ST. PETERSBURG TIMES EDITORIAL - Sen. Hillary Clinton's decision to co-sponsor a bill to make it a crime to burn the American flag amounts to political pandering of the worst kind. She was against outlawing flag-burning before she was for it.

The New York Democrat says she opposes a constitutional amendment to ban flag-burning but has signed on to a bill that would ostensibly accomplish the same thing by federal statute. Her position is unprincipled. Clinton may think this is a middle-ground position with broad political appeal, but most people will see it for what it is...

The measure she has co-sponsored along with Sen. Robert Bennett, R-Utah, is the Flag Protection Act of 2005. One provision would make it a crime punishable by up to a year in jail and a $100,000 fine, to burn an American flag of "any size" if a person knows that it is "likely to produce imminent violence or a breach of the peace."

The crime is not the act of burning the flag (since old and tattered flags are burned regularly by veteran groups) but to burn a flag in criticism of the American government when someone is nearby who cannot control his impulses. This gives remarkable power to those in our society who resort to violence in response to disturbing speech and messages.

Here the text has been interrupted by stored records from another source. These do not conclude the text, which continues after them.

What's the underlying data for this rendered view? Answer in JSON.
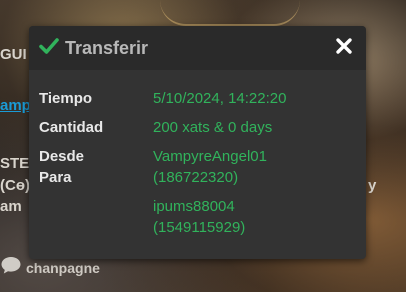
{
  "background": {
    "fragments": {
      "top_left": "GUI",
      "link": "amp",
      "mid_left": "STEI",
      "code": "(Cɵ)",
      "bottom_left": "am",
      "right_char": "y"
    },
    "footer_label": "chanpagne"
  },
  "dialog": {
    "title": "Transferir",
    "rows": {
      "time_label": "Tiempo",
      "time_value": "5/10/2024, 14:22:20",
      "amount_label": "Cantidad",
      "amount_value": "200 xats & 0 days",
      "from_label": "Desde",
      "from_name": "VampyreAngel01",
      "from_id": "(186722320)",
      "to_label": "Para",
      "to_name": "ipums88004",
      "to_id": "(1549115929)"
    }
  },
  "colors": {
    "accent_green": "#31b35c",
    "dialog_bg": "#333333",
    "header_bg": "#2a2a2a"
  },
  "icons": {
    "title_icon": "check-icon",
    "close_icon": "close-icon",
    "footer_icon": "chat-bubble-icon"
  }
}
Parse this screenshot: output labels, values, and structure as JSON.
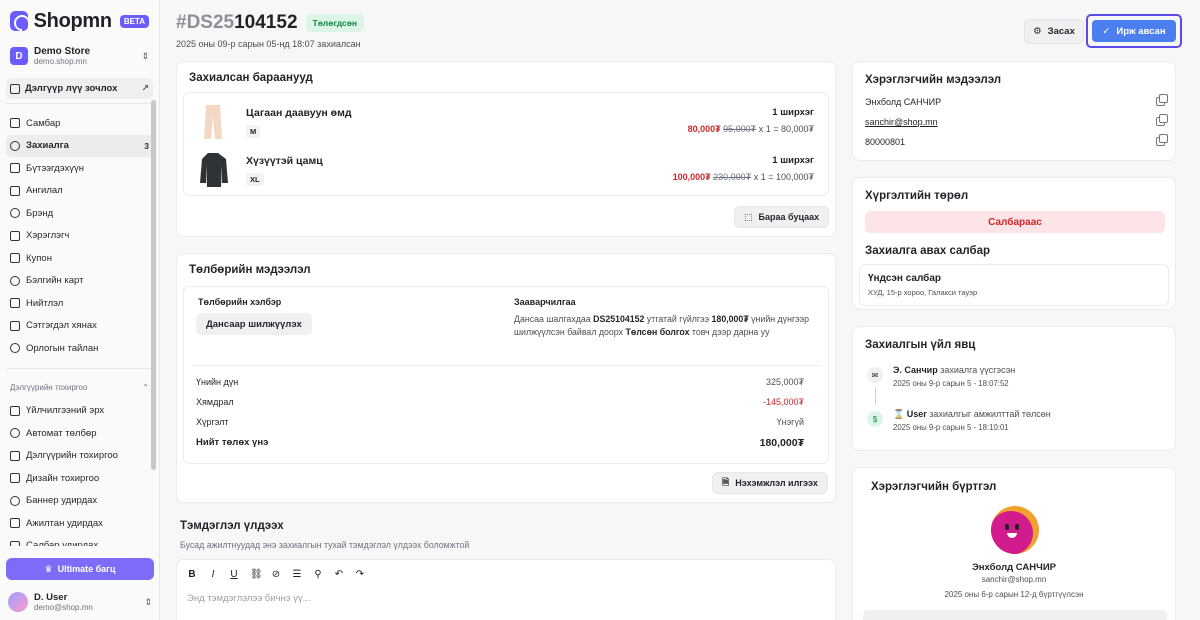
{
  "sidebar": {
    "logo_text": "Shopmn",
    "beta": "BETA",
    "store": {
      "initial": "D",
      "name": "Demo Store",
      "domain": "demo.shop.mn"
    },
    "visit_label": "Дэлгүүр лүү зочлох",
    "items": [
      {
        "label": "Самбар",
        "icon": "home-icon"
      },
      {
        "label": "Захиалга",
        "icon": "inbox-icon",
        "count": "3"
      },
      {
        "label": "Бүтээгдэхүүн",
        "icon": "package-icon"
      },
      {
        "label": "Ангилал",
        "icon": "category-icon"
      },
      {
        "label": "Брэнд",
        "icon": "tag-icon"
      },
      {
        "label": "Хэрэглэгч",
        "icon": "users-icon"
      },
      {
        "label": "Купон",
        "icon": "ticket-icon"
      },
      {
        "label": "Бэлгийн карт",
        "icon": "gift-card-icon"
      },
      {
        "label": "Нийтлэл",
        "icon": "article-icon"
      },
      {
        "label": "Сэтгэгдэл хянах",
        "icon": "comment-icon"
      },
      {
        "label": "Орлогын тайлан",
        "icon": "report-icon"
      }
    ],
    "section_label": "Дэлгүүрийн тохиргоо",
    "settings_items": [
      {
        "label": "Үйлчилгээний эрх",
        "icon": "license-icon"
      },
      {
        "label": "Автомат төлбөр",
        "icon": "autopay-icon"
      },
      {
        "label": "Дэлгүүрийн тохиргоо",
        "icon": "settings-icon"
      },
      {
        "label": "Дизайн тохиргоо",
        "icon": "brush-icon"
      },
      {
        "label": "Баннер удирдах",
        "icon": "banner-icon"
      },
      {
        "label": "Ажилтан удирдах",
        "icon": "staff-icon"
      },
      {
        "label": "Салбар удирдах",
        "icon": "branch-icon"
      }
    ],
    "ultimate_label": "Ultimate багц",
    "user": {
      "name": "D. User",
      "email": "demo@shop.mn"
    }
  },
  "header": {
    "hash": "#DS25",
    "order_rest": "104152",
    "status": "Төлөгдсөн",
    "date": "2025 оны 09-р сарын 05-нд 18:07 захиалсан",
    "edit_label": "Засах",
    "received_label": "Ирж авсан"
  },
  "products": {
    "title": "Захиалсан бараанууд",
    "items": [
      {
        "name": "Цагаан даавуун өмд",
        "variant": "M",
        "qty": "1 ширхэг",
        "sale": "80,000₮",
        "old": "95,000₮",
        "calc": "x 1 = 80,000₮"
      },
      {
        "name": "Хүзүүтэй цамц",
        "variant": "XL",
        "qty": "1 ширхэг",
        "sale": "100,000₮",
        "old": "230,000₮",
        "calc": "x 1 = 100,000₮"
      }
    ],
    "return_label": "Бараа буцаах"
  },
  "payment": {
    "title": "Төлбөрийн мэдээлэл",
    "method_label": "Төлбөрийн хэлбэр",
    "method": "Дансаар шилжүүлэх",
    "instr_label": "Зааварчилгаа",
    "instr_1": "Дансаа шалгахдаа ",
    "instr_code": "DS25104152",
    "instr_2": " утгатай гүйлгээ ",
    "instr_amount": "180,000₮",
    "instr_3": " үнийн дүнгээр шилжүүлсэн байвал доорх ",
    "instr_btn": "Төлсөн болгох",
    "instr_4": " товч дээр дарна уу",
    "rows": [
      {
        "label": "Үнийн дүн",
        "value": "325,000₮"
      },
      {
        "label": "Хямдрал",
        "value": "-145,000₮"
      },
      {
        "label": "Хүргэлт",
        "value": "Үнэгүй"
      }
    ],
    "total_label": "Нийт төлөх үнэ",
    "total_value": "180,000₮",
    "invoice_label": "Нэхэмжлэл илгээх"
  },
  "notes": {
    "title": "Тэмдэглэл үлдээх",
    "subtitle": "Бусад ажилтнуудад энэ захиалгын тухай тэмдэглэл үлдээх боломжтой",
    "placeholder": "Энд тэмдэглэлээ бичнэ үү..."
  },
  "customer": {
    "title": "Хэрэглэгчийн мэдээлэл",
    "name": "Энхболд САНЧИР",
    "email": "sanchir@shop.mn",
    "phone": "80000801"
  },
  "delivery": {
    "title": "Хүргэлтийн төрөл",
    "type": "Салбараас",
    "pickup_title": "Захиалга авах салбар",
    "branch_name": "Үндсэн салбар",
    "branch_addr": "ХУД, 15-р хороо, Галакси тауэр"
  },
  "timeline": {
    "title": "Захиалгын үйл явц",
    "items": [
      {
        "actor": "Э. Санчир",
        "action": " захиалга үүсгэсэн",
        "date": "2025 оны 9-р сарын 5 - 18:07:52"
      },
      {
        "actor": "User",
        "action": " захиалгыг амжилттай төлсөн",
        "date": "2025 оны 9-р сарын 5 - 18:10:01"
      }
    ]
  },
  "registration": {
    "title": "Хэрэглэгчийн бүртгэл",
    "name": "Энхболд САНЧИР",
    "email": "sanchir@shop.mn",
    "date": "2025 оны 6-р сарын 12-д бүртгүүлсэн"
  },
  "colors": {
    "accent": "#6a5cff",
    "primary_button": "#4b7ff0",
    "danger": "#d0262b",
    "success": "#118a44"
  }
}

The Democratic Party doesn't need another candidate who lacks the backbone to take a clear, principled stand, and it certainly doesn't need a candidate who doesn't believe in the First Amendment.

Tuesday, December 13, 2005

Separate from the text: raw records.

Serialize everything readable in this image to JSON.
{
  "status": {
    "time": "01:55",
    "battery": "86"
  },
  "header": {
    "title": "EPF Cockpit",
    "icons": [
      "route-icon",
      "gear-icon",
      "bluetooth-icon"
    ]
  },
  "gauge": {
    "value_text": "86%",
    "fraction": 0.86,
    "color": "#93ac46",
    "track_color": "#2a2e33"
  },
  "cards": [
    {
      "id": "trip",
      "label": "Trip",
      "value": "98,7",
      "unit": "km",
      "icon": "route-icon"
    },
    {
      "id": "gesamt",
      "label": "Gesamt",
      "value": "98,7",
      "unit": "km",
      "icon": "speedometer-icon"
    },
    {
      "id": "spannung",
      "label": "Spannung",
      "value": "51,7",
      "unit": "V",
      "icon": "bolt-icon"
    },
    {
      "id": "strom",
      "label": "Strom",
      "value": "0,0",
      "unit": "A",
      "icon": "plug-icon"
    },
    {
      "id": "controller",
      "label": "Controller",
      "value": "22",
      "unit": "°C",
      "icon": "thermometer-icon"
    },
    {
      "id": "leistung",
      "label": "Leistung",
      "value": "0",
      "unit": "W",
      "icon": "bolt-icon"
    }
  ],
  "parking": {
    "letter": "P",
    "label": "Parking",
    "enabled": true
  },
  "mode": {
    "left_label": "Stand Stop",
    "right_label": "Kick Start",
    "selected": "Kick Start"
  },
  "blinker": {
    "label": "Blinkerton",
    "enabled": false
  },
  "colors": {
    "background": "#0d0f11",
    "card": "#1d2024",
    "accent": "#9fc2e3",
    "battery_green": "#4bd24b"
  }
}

Word Association

String one word to another...

My chain (125 words): profits, capitalism, communism, lenin, trotsky, stalin, russia, moscow, soviet, sputnik, space, time, now, later, then, there, goes, went, out, in, play, work, load, toad, hall, hill, climber, mountaineer, awarded, medal, honour, integrity, sound, wave, surfing, board, rubber, glue, tacky, tie, laces, shoe, heel, sole, soul, spirit, body, mind, games, reindeer, red, green, grocer, lettuce, leaf, stem, branch, root, canal, panama, water, glass, shard, hard, difficult, tough, chewy, han, movie, film, score, ballgame, baseball, first, foremost, last, best, worst, evil, gray, sky, cloud, float, trip, holiday, happy, sad, angry, pissed, upset, depressed, me, funny, you, self, introspection, katie, stupid, thick, thin, tall, short, stubby, rotund, fat, skinny, slim, fast, car, auto, truck, buck, tooth, fairy, wand, magic, black, white, supremacy, pizza, round, square, pegs, oink, pink

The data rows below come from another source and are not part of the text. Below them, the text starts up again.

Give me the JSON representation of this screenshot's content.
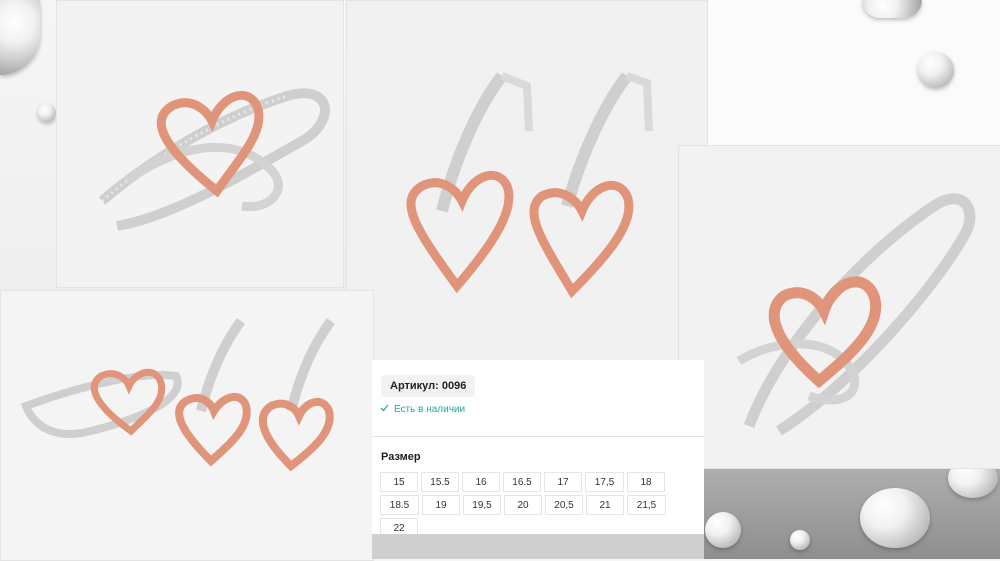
{
  "product": {
    "sku_label": "Артикул: 0096",
    "stock_text": "Есть в наличии",
    "size_title": "Размер",
    "sizes_row1": [
      "15",
      "15.5",
      "16",
      "16.5",
      "17",
      "17,5",
      "18",
      "18.5"
    ],
    "sizes_row2": [
      "19",
      "19,5",
      "20",
      "20,5",
      "21",
      "21,5",
      "22"
    ]
  },
  "colors": {
    "accent": "#22aaa0",
    "rose_gold": "#e0957a",
    "silver": "#cfcfcf"
  },
  "icons": {
    "stock": "check-icon"
  }
}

Word Association

Monday, December 12, 2005


Samorost 2 has finally come out! Huzzah!


Samorost 2

Nifty little games.

Sunday, December 11, 2005

Pooh being 're-branded'

BBC - After 80 years in Hundred Acre Wood Winnie the Pooh is to get a female friend, replacing Christopher Robin, according to reports. The Walt Disney Company has decided to pair Pooh up with a red-haired six-year-old tomboy for its 2007 series, newspaper USA Today reported. Disney said My Friends Tigger and Pooh will keep the "trust, friendship and happiness" of AA Milne's stories. Pooh is being re-branded as part of its 80th anniversary celebrations.

Music Publishers Declare War on Musicians

IAN YOUNGS, BBC NEWS - The music industry is to extend its copyright war by taking legal action against websites offering unlicensed song scores and lyrics. The Music Publishers' Association which represents US sheet music companies, will launch its first campaign against such sites in 2006. MPA president Lauren Keiser said he wanted site owners to be jailed. Guitar licks and song scores are widely available on the internet but are "completely illegal", he told the BBC. Mr Keiser said he did not just want to shut websites and impose fines, saying if authorities can "throw in some jail time I think we'll be a little more effective".

Sunday, December 04, 2005

8-bit D&D

Friday, December 02, 2005

Will Ferrell: Bush on Global Warming